Brus managed to make one back off. An Inquisitor’s class bonus to intimidate, a reasonable roll, and some assist. He threatened it in Abyssal, in the name of his god Yog Sothoth. Mechanically, I don’t thing that he actually made the number, but Rule of Awesome. I’m getting the impression that the Lurker at the Threshold has – noticed – Brus. Maybe casually tossing about the name of the Most Ancient and Prolonged of Life is actually a bad idea. This cannot end well.

The aliens were ant dudes. Formians, in fact. We raced them up the tower They are engaged in hauling a meteorite up the side – something to do with the devils. Clearly, they are trying to pitch it onto the moon when the moon gets close enough. Are they trying to seed it with devils too? Or are they trying to get rid of the damn thing?

I don’t care. There’s a gate on that moon, and we plan to get ourselves and the sage through it. Oh – did I mention? It’s an escort mission.

The DM clued us at a few points that there was loot to be had, but in-game priority #1 was to get to the top of this tower.
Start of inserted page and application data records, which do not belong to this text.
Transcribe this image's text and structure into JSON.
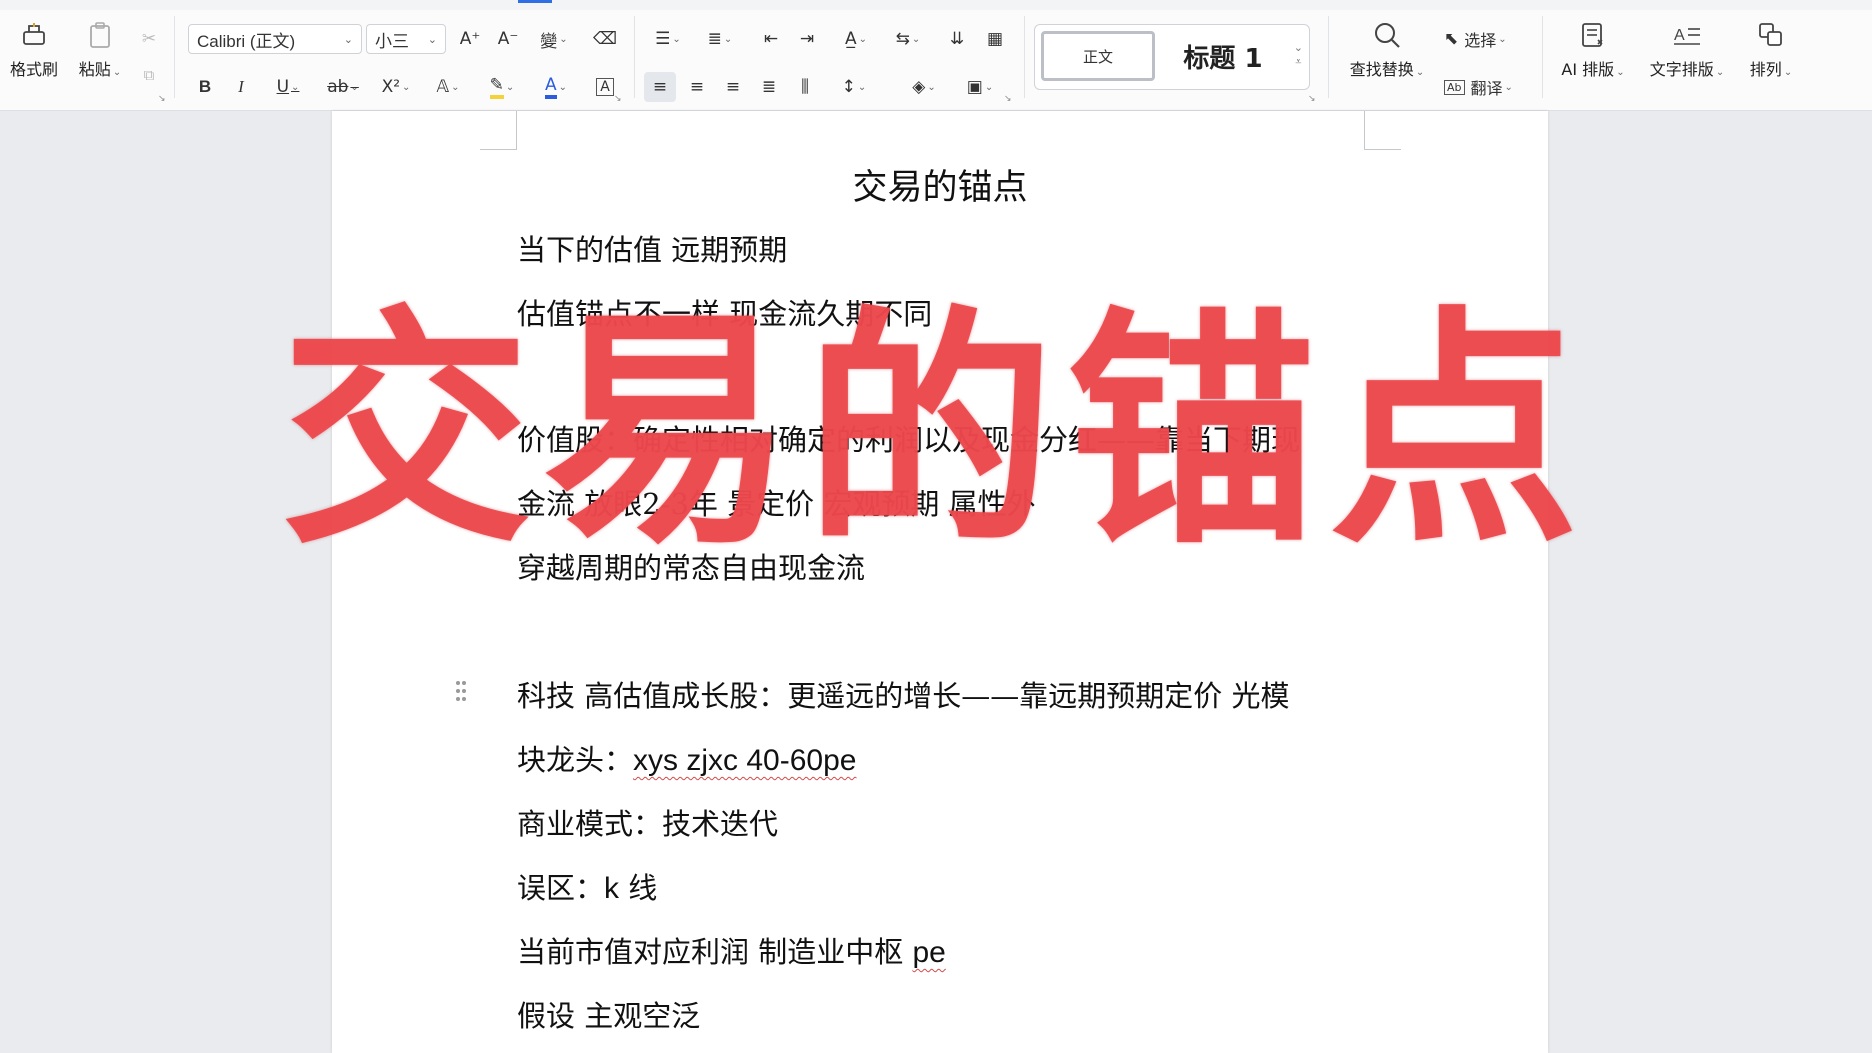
{
  "toolbar": {
    "clipboard": {
      "format_painter": "格式刷",
      "paste": "粘贴"
    },
    "font": {
      "family": "Calibri (正文)",
      "size": "小三"
    },
    "styles": {
      "normal": "正文",
      "heading1": "标题 1"
    },
    "find_replace": "查找替换",
    "select": "选择",
    "translate": "翻译",
    "ai_layout": "AI 排版",
    "text_layout": "文字排版",
    "arrange": "排列",
    "format_buttons": {
      "bold": "B",
      "italic": "I",
      "underline": "U",
      "strike": "ab",
      "superscript": "X²",
      "grow_font": "A⁺",
      "shrink_font": "A⁻"
    }
  },
  "document": {
    "title": "交易的锚点",
    "lines": [
      {
        "text": "当下的估值  远期预期"
      },
      {
        "text": "估值锚点不一样  现金流久期不同"
      },
      {
        "text": "价值股：确定性相对确定的利润以及现金分红——靠当下期现"
      },
      {
        "text": "金流  放眼2-3年  景定价  宏观预期  属性外"
      },
      {
        "text": "穿越周期的常态自由现金流"
      },
      {
        "text": "科技  高估值成长股：更遥远的增长——靠远期预期定价    光模"
      },
      {
        "pre": "块龙头：",
        "latin": "xys zjxc 40-60pe"
      },
      {
        "text": "商业模式：技术迭代"
      },
      {
        "pre": "误区：",
        "latin": "k",
        "post": " 线"
      },
      {
        "pre": "当前市值对应利润  制造业中枢 ",
        "latin": "pe"
      },
      {
        "text": "假设  主观空泛"
      }
    ]
  },
  "overlay_title": "交易的锚点",
  "colors": {
    "overlay": "#ec494d",
    "accent": "#2f6fe4",
    "page": "#ffffff",
    "canvas": "#e9ebee"
  }
}
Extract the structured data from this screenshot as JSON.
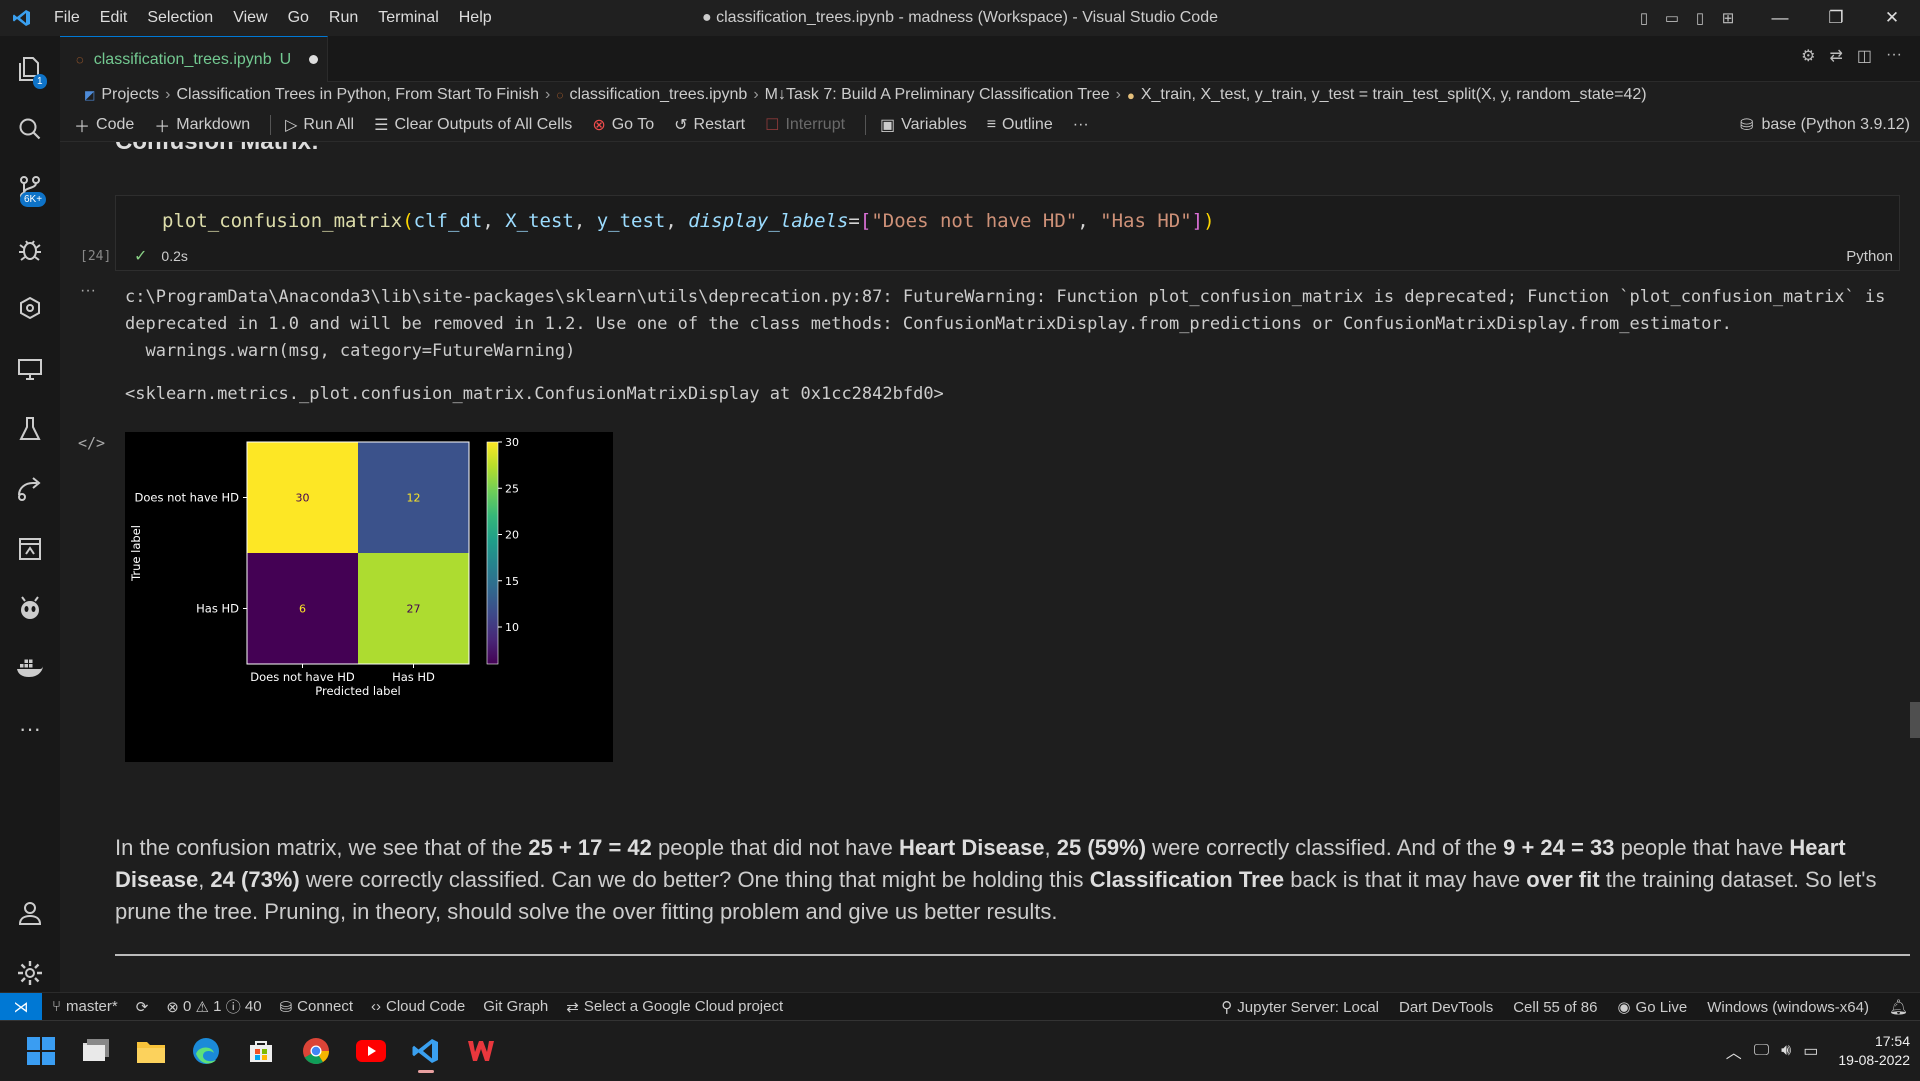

So he fed us the loot in alternative ways. All good.

What else happened?

Faugh – Andrew’s brawler – did his brawler trick. If he scores a crit on a full attack, then every hit is a crit. He put well over 100 points into an ant dude, which is not bad going at level 7. Faugh needs an Amulet of Mighty Fists – Improved Crit. Cheaper than a keen cestus, because you don’t have to have the +1 on it.

Not to be outdone, my guy got grappled by an ant. He dropped his naginata and bit the thing. For about 33 points, which is good damage for a bite. Orc racial trait gives you a primary natural attack, so 1.5 Str and Power Attack bonus, that doubles on a crit, and some other stuff. (Dammit – I need to remember to use my new feat Conugon Smash). Then, he picked up his naginata again as a move action. Sweet. Oh, I also got to use “Blistering Invective”, which works on all enemies in 30′. It’s not targeted, so it even works on the invisible ones :). Language dependent, but ant dudes are telepathic.

There were Sound Bursts, Confusion, a little poison.

The big reveal of the night was William’s Bottom. Our bard’s ass did this incredible leap, racking up a acrobatics roll of 50+. Leadership feat, a good pick for a bard – the cohort gets class levels. Bottom transformed into a dude with donkey ears, and obviously monk levels make sense for a cohort who mainly uses natural attacks. Getting kicked by a donkey who is also a monk is a whole new world of unexpected hurt.

Morgan was not present. Dave was at the other end of the table – there was some note-passing going on, but I’m not sure what it meant.

Fun times.